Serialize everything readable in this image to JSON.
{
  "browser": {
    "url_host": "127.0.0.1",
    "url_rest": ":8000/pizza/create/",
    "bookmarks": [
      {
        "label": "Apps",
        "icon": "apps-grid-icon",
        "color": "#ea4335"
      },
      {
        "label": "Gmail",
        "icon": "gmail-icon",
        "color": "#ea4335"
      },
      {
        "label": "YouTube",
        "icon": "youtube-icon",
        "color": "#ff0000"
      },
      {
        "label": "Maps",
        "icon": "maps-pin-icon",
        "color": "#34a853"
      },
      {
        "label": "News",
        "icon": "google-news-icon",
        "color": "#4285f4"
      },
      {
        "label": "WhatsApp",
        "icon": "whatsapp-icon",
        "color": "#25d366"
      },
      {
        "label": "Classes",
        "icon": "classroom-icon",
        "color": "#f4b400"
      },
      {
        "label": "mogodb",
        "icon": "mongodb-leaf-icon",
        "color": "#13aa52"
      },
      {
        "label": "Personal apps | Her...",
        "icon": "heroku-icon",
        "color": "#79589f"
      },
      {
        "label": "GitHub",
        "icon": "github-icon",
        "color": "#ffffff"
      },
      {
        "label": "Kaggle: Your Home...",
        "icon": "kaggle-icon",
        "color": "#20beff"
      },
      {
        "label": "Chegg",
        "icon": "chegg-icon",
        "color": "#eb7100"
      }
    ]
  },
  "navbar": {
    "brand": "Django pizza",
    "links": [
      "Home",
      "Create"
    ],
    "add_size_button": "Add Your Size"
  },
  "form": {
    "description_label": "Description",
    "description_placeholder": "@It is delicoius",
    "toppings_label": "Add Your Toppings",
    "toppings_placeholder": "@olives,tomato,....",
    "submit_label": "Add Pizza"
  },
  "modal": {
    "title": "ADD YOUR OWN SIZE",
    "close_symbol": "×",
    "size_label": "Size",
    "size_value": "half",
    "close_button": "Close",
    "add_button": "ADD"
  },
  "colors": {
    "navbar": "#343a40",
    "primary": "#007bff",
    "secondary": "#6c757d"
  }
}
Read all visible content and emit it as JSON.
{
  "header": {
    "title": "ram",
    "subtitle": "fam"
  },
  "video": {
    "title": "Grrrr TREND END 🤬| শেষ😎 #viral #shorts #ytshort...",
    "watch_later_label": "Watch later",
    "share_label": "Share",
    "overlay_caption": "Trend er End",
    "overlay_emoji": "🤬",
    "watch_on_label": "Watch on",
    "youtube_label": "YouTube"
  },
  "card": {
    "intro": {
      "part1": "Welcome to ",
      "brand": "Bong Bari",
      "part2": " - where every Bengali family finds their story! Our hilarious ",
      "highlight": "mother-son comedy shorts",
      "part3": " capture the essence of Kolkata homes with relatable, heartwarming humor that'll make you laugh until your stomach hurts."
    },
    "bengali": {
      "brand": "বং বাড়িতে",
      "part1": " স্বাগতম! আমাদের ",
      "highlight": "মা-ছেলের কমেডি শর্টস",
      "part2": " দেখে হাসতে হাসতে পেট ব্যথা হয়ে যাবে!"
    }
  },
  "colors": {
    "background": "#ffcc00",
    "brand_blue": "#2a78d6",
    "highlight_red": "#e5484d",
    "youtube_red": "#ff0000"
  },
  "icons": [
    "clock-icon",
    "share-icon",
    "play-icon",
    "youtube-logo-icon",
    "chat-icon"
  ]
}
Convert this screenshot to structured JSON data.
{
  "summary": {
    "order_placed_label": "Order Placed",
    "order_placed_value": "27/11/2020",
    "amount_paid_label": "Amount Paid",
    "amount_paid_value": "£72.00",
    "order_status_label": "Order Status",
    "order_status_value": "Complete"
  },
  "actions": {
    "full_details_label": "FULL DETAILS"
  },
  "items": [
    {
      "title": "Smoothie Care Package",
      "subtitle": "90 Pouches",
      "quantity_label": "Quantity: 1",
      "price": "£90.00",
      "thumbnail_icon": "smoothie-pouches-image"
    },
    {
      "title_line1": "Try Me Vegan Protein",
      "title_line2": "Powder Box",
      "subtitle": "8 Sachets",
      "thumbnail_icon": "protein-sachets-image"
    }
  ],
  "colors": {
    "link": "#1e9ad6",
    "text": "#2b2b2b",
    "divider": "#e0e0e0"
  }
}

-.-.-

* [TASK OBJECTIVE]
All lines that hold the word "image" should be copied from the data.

* [RESPONSE FOR THIS EXERCISE]
Serialize everything readable in this image to JSON.
      "thumbnail_icon": "smoothie-pouches-image"
      "thumbnail_icon": "protein-sachets-image"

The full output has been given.